How many lines in the data hold the string "title"? State the number alone.

━━━ Data listing

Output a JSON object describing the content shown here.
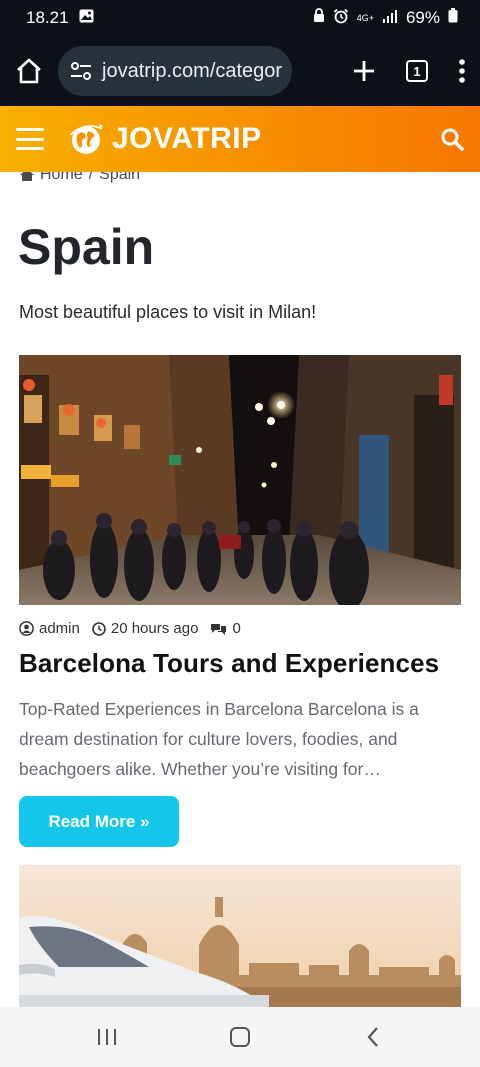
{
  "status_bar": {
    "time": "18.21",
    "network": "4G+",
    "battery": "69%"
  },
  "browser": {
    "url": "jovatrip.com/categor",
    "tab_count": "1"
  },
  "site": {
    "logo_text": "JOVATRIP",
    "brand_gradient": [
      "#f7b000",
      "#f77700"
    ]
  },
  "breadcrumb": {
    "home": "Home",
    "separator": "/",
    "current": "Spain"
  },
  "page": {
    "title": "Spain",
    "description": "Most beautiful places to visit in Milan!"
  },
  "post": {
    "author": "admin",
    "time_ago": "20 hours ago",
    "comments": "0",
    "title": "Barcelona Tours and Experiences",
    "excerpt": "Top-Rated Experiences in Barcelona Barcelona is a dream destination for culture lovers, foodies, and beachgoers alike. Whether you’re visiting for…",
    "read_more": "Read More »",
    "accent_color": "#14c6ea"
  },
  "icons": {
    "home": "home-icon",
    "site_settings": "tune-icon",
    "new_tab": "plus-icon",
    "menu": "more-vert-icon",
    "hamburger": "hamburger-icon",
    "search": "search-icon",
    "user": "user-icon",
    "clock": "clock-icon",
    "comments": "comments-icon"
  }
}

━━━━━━
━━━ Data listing

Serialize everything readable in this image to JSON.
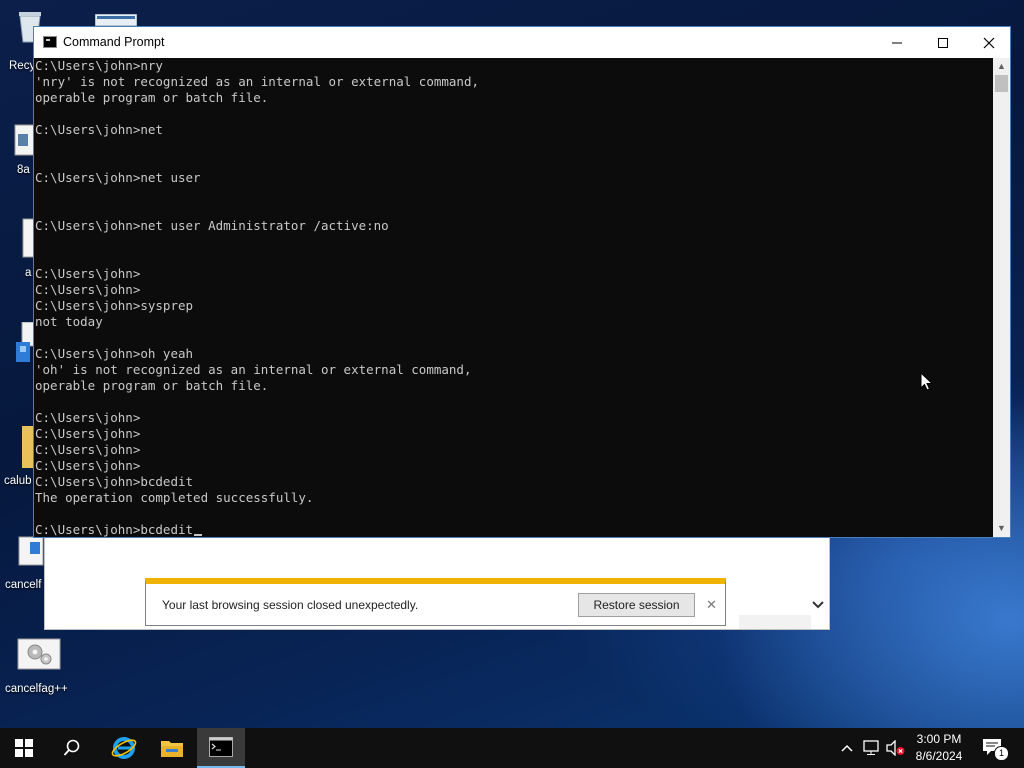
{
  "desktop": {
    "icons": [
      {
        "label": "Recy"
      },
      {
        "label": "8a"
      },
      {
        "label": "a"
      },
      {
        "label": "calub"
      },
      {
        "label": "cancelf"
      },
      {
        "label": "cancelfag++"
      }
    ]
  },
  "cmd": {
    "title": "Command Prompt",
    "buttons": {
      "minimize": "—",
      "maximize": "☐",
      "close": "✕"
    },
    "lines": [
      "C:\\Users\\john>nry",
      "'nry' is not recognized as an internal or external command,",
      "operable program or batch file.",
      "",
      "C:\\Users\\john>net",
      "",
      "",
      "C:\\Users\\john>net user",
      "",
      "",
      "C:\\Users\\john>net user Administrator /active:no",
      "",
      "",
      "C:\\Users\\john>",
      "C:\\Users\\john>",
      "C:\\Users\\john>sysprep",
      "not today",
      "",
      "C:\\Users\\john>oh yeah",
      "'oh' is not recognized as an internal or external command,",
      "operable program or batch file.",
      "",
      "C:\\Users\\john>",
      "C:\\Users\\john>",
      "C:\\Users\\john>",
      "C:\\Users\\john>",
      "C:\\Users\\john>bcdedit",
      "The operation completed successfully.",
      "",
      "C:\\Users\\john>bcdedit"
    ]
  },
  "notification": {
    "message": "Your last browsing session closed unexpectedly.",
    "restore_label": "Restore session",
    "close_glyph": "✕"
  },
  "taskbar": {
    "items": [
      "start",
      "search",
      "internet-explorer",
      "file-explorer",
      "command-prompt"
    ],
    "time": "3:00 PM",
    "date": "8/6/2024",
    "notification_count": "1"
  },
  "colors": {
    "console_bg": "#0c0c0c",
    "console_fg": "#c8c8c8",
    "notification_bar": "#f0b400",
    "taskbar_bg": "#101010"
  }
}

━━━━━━

» **Problem solution**
3